Ignoring the opening salvos of the excellently-named Shitstorm, the title of Pist‘s debut album, Rhythm And Booze, acts as a modus operandi for the forty minutes that follow. The album is about hard rock groove with a thicker and updated sound, and chronicling the effects of alcohol in all their wonderful glory. That isn’t to say that all ten songs on this fierce release are just celebrations of mindless vomit-induced chaos. There is more going on here, and it’s all expressed through thick, bluesy riffs.
The first thing to mention about Rhythm & Booze, if it isn’t already obvious, is the sheer grooviness of every riff on this album. From the opening Shitstorm, with its straight rock ‘n’ roll attitude to Deadbeat, a track which, to me, feels like it could have been a ZZ Top classic if they had a bit more stoner swagger and a bit less beard. Every track here takes blues and hard rock, mixes them together, and laces them with straightforward ‘who gives a fuck’ attitude. The guys are clear adepts of writing catchy riffs, and they certainly pack a punch.
Take Detached, which moves from a fast-paced and classic hard rock riff that climbs all over nice bluesy scales to a slower, head-banging chorus. It captures that feeling, a few pints in, of being able to take on the world. John Nicholson’s guitars and Michael Collins’ bass are thick, with plenty of bottom-end to carry the groove, and drummer Andrew Hunt pounds the drums hard. The snare is sharp with plenty of crack, the cymbals shimmer and rattle like a shattered bottle.

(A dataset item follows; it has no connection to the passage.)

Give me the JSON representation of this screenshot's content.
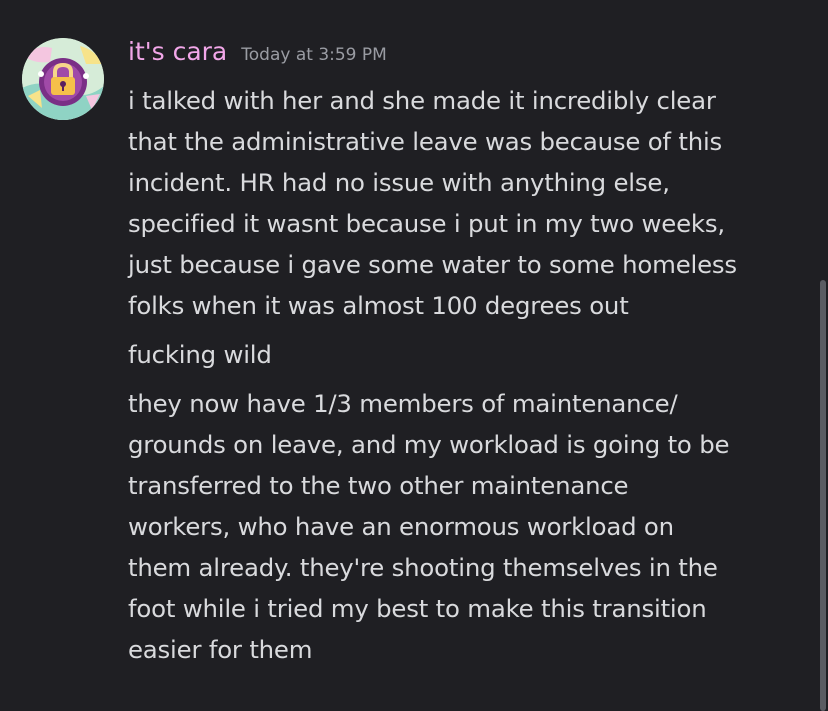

There are two vocal styles, broadly speaking, in Pist‘s debut – phlegm-filled, bilious shouts and the cleaner, rasping vocals exemplified on opener Shitstorm. The transitions are effective and complement each other well, but the former is definitely more effective in communicating the tone of Rhythm & Booze than the latter. The entire album is fuelled by aggression and drunken recklessness, and the clean vocal passages never quite match this level of intensity. They provide a good counter to the harsher vocals, and prevent them from becoming monotonous, but sometimes they feel a little out of place.
The guitars are the thing that really make this album shine. They have a great fuzzed-out quality that evokes images of scuzzy dive-bars, their drunken patrons falling onto the floor in pools of vomit whilst a band (presumably Pist) plays a merry jig of mayhem. As stated, the guitars and bass pack plenty of rumbling bottom-end to carry the groove. The drums are well-balanced, with an almost tinny quality to the china, which really fits the tone of the album. The vocals sit nicely in the mix; all in all it’s well put together.
Given that Pist sold their souls to the devil and injected their entire stoner rock album with the blues, the album starts to get a little samey around 68. They seemed to be aware of that fact, however, because an interlude is provided in the form of The Worst Time Of The Year. It moves away from the fuzzy distorted guitars to bring in some lighter acoustic instrumental touches. It’s like Pist are spending a minute to think more seriously about the negativity that can come from a lifetime of rhythm and booze. Don’t worry – it doesn’t last too long. The band quickly return to head-banging heaviness in 68. The verse is a little uninspiring compared to the intricate riffery of other tracks, but the crushingly heavy chorus more than makes up for it. The next track, Trails, speeds things up by bringing in a shuffle beat reminiscent of some of Amon Amarth’s work, of course, the feel here is looser and rougher. The final three tracks largely do the same work as the previous seven, with a few variations in speed and style. The best track names on the album, Cuntlip and Chunder, appear here, so in that respect the band save the best for last.
Rhythm & Booze is a great first full-length foray into the world of heavy, heavy music. The tracks are all catchy as hell, and the band’s intensity and humour are fully captured by the recording. Although the tracks can get a little repetitive towards the end, the band keep it fresh with strategic interludes and an apparently endless repository of fantastic hooks. This is a really promising start from some skillful riffmasters.
Scribed by: Will Beattie